- [Problem requirements] Sort through the material below and copy each line with "JSON".

- [Data]
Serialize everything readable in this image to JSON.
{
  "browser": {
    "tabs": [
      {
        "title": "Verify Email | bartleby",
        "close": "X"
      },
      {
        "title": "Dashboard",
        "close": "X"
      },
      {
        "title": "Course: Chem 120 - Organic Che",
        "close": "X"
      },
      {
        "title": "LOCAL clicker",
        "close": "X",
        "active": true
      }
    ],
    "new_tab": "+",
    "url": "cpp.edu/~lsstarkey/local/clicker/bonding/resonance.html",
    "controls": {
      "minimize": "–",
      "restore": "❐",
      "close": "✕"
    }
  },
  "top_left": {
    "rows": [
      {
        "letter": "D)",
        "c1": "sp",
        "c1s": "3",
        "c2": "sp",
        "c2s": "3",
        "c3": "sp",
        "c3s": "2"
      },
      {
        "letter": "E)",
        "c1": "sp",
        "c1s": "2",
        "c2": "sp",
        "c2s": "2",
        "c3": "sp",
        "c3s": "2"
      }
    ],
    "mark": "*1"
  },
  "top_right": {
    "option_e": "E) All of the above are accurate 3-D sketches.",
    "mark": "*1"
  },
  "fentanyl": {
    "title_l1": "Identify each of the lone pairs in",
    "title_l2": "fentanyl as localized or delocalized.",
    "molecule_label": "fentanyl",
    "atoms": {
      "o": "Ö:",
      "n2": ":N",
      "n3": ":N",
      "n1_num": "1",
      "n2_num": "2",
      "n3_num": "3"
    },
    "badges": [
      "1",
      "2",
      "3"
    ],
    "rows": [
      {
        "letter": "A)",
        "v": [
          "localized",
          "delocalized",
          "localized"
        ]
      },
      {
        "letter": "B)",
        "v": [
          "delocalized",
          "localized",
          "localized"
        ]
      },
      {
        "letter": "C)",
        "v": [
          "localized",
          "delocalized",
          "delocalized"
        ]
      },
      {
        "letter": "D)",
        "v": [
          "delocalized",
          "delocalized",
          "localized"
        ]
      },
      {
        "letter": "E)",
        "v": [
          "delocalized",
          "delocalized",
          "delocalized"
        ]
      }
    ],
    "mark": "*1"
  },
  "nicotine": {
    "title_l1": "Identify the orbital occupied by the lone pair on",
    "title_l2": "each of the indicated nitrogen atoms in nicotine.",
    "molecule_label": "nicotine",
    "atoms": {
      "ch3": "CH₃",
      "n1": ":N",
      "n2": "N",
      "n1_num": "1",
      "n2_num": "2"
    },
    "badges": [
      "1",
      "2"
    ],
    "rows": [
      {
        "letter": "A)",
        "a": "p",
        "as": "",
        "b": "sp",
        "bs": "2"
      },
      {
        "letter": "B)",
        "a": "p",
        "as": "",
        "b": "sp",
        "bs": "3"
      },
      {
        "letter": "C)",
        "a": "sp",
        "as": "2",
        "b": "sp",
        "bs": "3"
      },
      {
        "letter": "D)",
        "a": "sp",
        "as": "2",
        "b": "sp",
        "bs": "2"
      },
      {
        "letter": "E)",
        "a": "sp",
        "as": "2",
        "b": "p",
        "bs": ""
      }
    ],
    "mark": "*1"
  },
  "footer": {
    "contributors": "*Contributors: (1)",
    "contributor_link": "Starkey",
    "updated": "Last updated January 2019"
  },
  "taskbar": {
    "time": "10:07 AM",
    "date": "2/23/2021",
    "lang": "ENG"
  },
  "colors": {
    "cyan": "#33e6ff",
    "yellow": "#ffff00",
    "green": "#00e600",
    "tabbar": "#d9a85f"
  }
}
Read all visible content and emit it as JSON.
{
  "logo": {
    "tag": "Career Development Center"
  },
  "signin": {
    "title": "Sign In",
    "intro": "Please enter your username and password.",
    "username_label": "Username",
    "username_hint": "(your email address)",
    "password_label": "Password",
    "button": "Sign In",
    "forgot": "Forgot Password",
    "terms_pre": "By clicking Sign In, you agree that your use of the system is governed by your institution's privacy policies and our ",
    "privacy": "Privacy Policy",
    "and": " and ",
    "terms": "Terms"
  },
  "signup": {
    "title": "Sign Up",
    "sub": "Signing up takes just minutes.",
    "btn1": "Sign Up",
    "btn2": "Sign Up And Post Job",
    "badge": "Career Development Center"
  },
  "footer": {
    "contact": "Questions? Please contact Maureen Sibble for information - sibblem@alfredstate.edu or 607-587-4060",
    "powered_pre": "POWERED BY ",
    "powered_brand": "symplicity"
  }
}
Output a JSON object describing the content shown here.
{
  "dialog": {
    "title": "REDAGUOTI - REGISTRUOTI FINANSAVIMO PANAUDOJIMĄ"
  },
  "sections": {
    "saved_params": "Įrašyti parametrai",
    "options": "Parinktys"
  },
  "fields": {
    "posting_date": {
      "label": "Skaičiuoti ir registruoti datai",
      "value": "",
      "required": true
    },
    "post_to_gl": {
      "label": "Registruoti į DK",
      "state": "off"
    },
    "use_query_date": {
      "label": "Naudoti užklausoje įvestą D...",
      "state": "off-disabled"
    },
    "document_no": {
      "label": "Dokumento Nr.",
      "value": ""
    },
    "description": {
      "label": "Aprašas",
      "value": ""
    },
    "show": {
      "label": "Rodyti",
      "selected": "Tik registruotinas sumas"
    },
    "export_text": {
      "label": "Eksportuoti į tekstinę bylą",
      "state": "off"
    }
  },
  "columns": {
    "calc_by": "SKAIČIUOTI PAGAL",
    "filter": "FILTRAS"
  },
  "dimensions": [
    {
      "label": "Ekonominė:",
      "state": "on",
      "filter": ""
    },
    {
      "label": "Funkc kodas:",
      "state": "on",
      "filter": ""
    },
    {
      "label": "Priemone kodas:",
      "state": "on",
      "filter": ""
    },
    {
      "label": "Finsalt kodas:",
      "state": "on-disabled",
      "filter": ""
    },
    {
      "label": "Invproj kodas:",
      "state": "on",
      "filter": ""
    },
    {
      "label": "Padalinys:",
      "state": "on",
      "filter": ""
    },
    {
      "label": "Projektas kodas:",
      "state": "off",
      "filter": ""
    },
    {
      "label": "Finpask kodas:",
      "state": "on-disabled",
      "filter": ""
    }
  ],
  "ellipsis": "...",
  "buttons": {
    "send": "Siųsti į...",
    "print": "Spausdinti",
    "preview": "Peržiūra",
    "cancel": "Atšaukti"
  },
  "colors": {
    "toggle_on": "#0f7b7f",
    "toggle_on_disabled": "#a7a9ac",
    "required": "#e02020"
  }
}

- [Your solution]
Serialize everything readable in this image to JSON.
Read all visible content and emit it as JSON.
Output a JSON object describing the content shown here.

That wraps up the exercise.